Lack of dredging at Fleetwood’s dock ‘threat to businesses’ claim

Fleetwood docks
Fleetwood docks
  • Reinstate the dredging of Fleetwood’s dock channel as a matter of urgency
  • Members of the fishing community and veterans of the industry believe port owner Associated British Ports (ABP) could do more to help port business
  • Announcement of a new multi-million pound fish park for Fleetwood there are still hopes a modest fish catching element could be re-introduced in the future

Calls have been made to reinstate the dredging of Fleetwood’s dock channel as a matter of urgency.

Concerns have been expressed that the lack of dredging is causing difficulties to existing businesses and putting off potential new trade in the port.

ABP don’t dredge the channel at all now, they haven’t done it since the P&O boats left

Members of the fishing community and veterans of the industry believe port owner Associated British Ports (ABP) could do more to help port business.
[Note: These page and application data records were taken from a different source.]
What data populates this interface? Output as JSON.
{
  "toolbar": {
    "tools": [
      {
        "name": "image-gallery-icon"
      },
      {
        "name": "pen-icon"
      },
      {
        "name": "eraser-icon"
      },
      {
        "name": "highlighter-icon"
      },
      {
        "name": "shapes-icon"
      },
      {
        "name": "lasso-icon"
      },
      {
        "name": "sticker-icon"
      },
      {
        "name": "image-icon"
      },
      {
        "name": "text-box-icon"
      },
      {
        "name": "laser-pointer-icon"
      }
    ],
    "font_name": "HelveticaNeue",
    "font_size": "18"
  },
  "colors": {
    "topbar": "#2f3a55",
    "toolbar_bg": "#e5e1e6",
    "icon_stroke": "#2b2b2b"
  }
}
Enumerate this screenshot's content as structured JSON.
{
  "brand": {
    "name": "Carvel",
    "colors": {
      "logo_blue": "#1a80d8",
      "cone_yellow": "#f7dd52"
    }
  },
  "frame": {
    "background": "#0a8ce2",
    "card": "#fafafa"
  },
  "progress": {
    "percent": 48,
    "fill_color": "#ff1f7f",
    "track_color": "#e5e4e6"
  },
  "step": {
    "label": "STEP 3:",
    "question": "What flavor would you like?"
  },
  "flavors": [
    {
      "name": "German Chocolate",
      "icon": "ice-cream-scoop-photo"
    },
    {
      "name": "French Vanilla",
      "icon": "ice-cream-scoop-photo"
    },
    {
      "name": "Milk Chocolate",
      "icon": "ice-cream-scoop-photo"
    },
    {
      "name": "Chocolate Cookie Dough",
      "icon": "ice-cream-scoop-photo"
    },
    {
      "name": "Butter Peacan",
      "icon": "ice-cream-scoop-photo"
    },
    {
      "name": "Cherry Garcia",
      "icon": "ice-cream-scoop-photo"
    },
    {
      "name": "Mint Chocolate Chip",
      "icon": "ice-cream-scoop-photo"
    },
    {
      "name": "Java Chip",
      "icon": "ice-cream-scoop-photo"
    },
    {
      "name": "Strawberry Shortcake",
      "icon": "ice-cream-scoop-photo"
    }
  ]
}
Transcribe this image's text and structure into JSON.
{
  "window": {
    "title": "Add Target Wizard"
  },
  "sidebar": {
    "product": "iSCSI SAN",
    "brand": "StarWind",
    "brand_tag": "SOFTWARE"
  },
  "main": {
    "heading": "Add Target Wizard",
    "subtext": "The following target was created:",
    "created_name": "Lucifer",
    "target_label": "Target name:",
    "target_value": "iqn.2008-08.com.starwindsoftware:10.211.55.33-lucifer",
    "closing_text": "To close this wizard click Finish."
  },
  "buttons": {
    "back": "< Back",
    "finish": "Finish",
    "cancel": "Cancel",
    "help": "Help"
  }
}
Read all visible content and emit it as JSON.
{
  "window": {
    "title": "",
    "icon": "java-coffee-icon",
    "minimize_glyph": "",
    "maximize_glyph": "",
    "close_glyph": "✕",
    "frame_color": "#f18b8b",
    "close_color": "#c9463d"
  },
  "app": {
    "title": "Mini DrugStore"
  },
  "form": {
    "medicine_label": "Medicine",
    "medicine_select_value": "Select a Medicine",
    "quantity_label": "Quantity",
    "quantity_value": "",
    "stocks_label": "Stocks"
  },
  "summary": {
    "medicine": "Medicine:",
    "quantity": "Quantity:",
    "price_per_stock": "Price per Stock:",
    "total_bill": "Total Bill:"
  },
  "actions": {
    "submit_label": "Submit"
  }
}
And with the announcement of a new multi-million pound fish park for Fleetwood there are still hopes a modest fish catching element could be re-introduced in the future.

Fisherman John Worthington, who sails two boats out of Fleetwood – one for fishing and one for sea angling trips – says the lack of dredging is a threat.

He added: “ABP don’t dredge the channel at all now, they haven’t done it since the P&O boats left.

“It’s worse on the Tiger’s Tail (sandbank)you really struggle to get in and out now and it’s dangerous, you could lose your boat if you get stuck.

“We can only go out two hours either side of high water.

“There’s no way you can sail at low tide, there’s about two feet underneath the boat – it used to be 10ft.

“If we have to come in because of bad weather, we have to wait at the top of the channel. That can be dangerous.”

Steve Whelan who operates an 80ft steel trawler with a deep hull hasn’t been back to his home port for 18 months.

Having fished out of Fleetwood for 30 years, Mr Whelan’s boat is one of the last surviving trawlers of the large class and he can’t risk trying to sail into Fleetwood.

He said: “My boat is in Whitehaven.

“We’ve been working at the windfarms but the contract ended in December. We would have liked to have come back to Fleetwood for maintenance and repair work but we can’t.”

Steve lives 10 minutes from Fleetwood dock but has to make a two-and-a-half hour trip to Whitehaven to tend to the boat.

He added: “We go up there and sleep on the boat for a few days, do work, and drive home.

“If it was in Fleetwood we’d be down there every day. All our fishing gear and equipment is here, the whole infrastructure is there.”

Mr Whelan said vessels contracted to work as guard boats or to conduct wildlife surveys at the windfarms could be more inclined to use Fleetwood if facilities were better.

AM Seafoods echoed Mr Worthington’s statement and said although they are happy with the service ABP provides, dredging would encourage more boats.

Company director Mark Merrick said: “We have four boats in and out very regularly and at certain times they can’t land because of low tides but on those occasions they will land elsewhere.

“If we could get more dredging done outside the dock gates we would be able to get more boats in.”

Peggy Whittaker, former chairman of the Fleetwood branch of the British Fishermen’s Association added: “A lot of people would love to see a return to port activities at Fleetwood. But Associated British Ports don’t seem to want to do that.”

Former trawler manager and fishing magazine editor Peter Brady, claimed Associated British Ports have deliberately run down the docks to use the land for housing.

He cites as the main reasons:

n A reduction of dredging

n Continually increasing charges for vessels

n The removal of key features needed for fishing boats, such as the ice house and slipway.

Mr Brady said although Fleetwood was hit hard by the final 1979 Cod War, which banned British vessels from Icelandic fishing grounds, and subsequent quota restrictions imposed by the EU, the port could have survived.

He said: “It is plain ABP wish to close down Fleetwood as a commercial port and simply use the land to build houses on, just as they have done on other locations.

“As a seaport, Fleetwood has almost disappeared and this has been deliberate.”

Ken Hayton, director at Midland Fish, said a lack of dredging doesn’t help but with only two boats left in the fleet he manages, it wasn’t a big issue.

He said: “We used to have 70 boats, now we only have two.

“There has been a general decline in the industry for the past 30 years dwindling the boats down to almost no fleet.

“We work by road, some of the fish we process comes from Norway, Iceland, the processing side of the industry is still going strong and the fish park is exactly what we need.”

Fleetwood Port Manager Paul Jervis said: “ABP remains confident about the prospects for the Port of Fleetwood.

“We continue to actively market the ferry terminal facility here and are working hard with the local council, and the fish park developer to secure the long term future of the port.”